The probable signing of Trevor Story by the Boston Red Sox has clear consequences for the team’s infield. However, with Opening Day coming, the trade clarifies the team’s outfield picture.
Kiké Hernández will be the full-time centre fielder in 2022, just as he was down the stretch last season, with Story taking over at second base. Alex Verdugo will return to left field, with some shifts to right, according to manager Alex Cora. That means that, pending any more signings, Jackie Bradley Jr., despite hitting just.163 for the Brewers last season, is expected to earn the brunt of the work in right field.
During his six-year career at Coors Field, Story slashed.303/.369/.972 with 95 home runs, 279 RBI, and a.354 average on balls in play in 1,592 plate appearances. On the road, though, he was a very different performer, hitting.241/.310/.752, with 63 home runs, 171 RBI, and a.317 average on balls in play in 1,544 plate appearances.

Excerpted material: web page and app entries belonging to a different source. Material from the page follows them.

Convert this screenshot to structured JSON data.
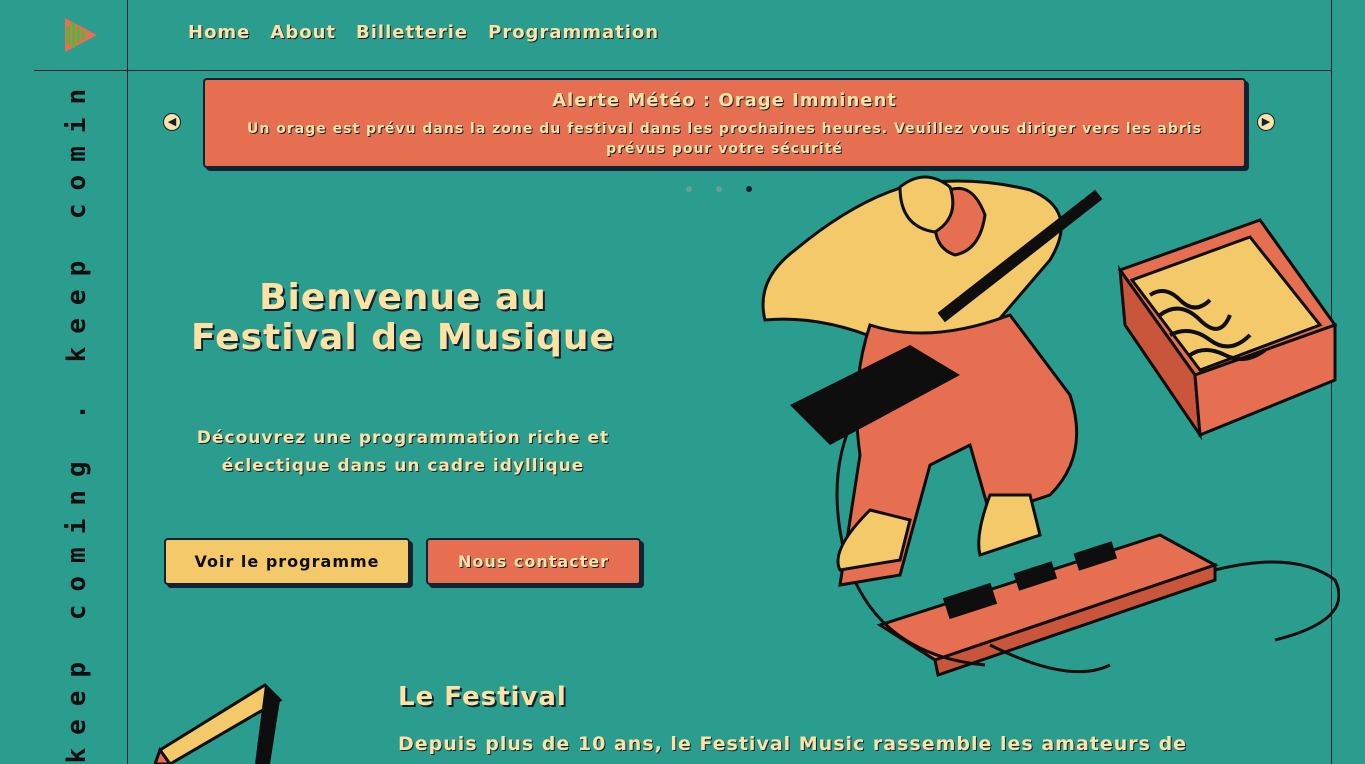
{
  "brand": {
    "logo_icon": "play-bars-logo-icon"
  },
  "rail": {
    "marquee": "keep coming . keep coming . keep com"
  },
  "nav": {
    "items": [
      "Home",
      "About",
      "Billetterie",
      "Programmation"
    ]
  },
  "alert": {
    "title": "Alerte Météo : Orage Imminent",
    "message": "Un orage est prévu dans la zone du festival dans les prochaines heures. Veuillez vous diriger vers les abris prévus pour votre sécurité",
    "prev_icon": "chevron-left-icon",
    "next_icon": "chevron-right-icon",
    "slides_total": 3,
    "active_slide": 3
  },
  "hero": {
    "title": "Bienvenue au Festival de Musique",
    "subtitle": "Découvrez une programmation riche et éclectique dans un cadre idyllique",
    "primary_button": "Voir le programme",
    "secondary_button": "Nous contacter"
  },
  "festival": {
    "title": "Le Festival",
    "text": "Depuis plus de 10 ans, le Festival Music rassemble les amateurs de"
  },
  "colors": {
    "background": "#2a9d8f",
    "accent_yellow": "#f4c96a",
    "accent_orange": "#e76f51",
    "text_light": "#fde2a3",
    "ink": "#112233"
  }
}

So, it’s understandable to be concerned about how the shortstop will perform full-time in a ballpark without the thin “Mile High” air to boost his numbers, as critics believe. There are a few key reasons why the signing might benefit both the Red Sox and Story in the long run.
For one thing, Story is a good player who routinely smashes the ball hard.
Despite the huge disparity in his home-away splits last season, he still ranked above-average in measures like average exit velocity, hard-hit ball percentage, anticipated slugging percentage, and “barrel” percentage. That indicates that he squares the ball up well no matter where he plays. The results are what they are after that.
Another crucial point to remember is that Fenway Park, like Coors Field, is one of baseball’s most hitter-friendly venues.
Fenway Park had the league’s second highest “park factor,” with the second-highest percentage gain in runs scored for players who played there compared to other ballparks. Interestingly, even though home runs are less common in Fenway due to the Green Monster in left field and peculiar proportions in other areas of the park, hitters hit doubles at a much higher rate than at any other park.
If that wasn’t enough, according to Baseball Savant, Story would have hit even more home runs at Fenway Park in 2019 (42 predicted at Fenway vs. 35 hits at Coors) and 2021 (38 anticipated at Fenway vs. 24 at Coors) based on batted balls hit in those seasons.
The basic conclusion is that there’s no reason Story can’t flourish in a Red Sox uniform if he continues to hit the ball hard. Even if his home run totals drop, his slugging percentage should rise as he continues to pummel the Monster with doubles.
Plus, assuming he’s a top-of-the-order bat, he’ll be surrounded by hitters like Rafael Devers, J.D. Martinez, and Xander Bogaerts for at least this season, which might mean he’ll receive plenty of pitches to barrel up. Fenway Park may not be as hitter friendly as Coors Field, but it’s the next best thing. That is encouraging news for Story and the Red Sox.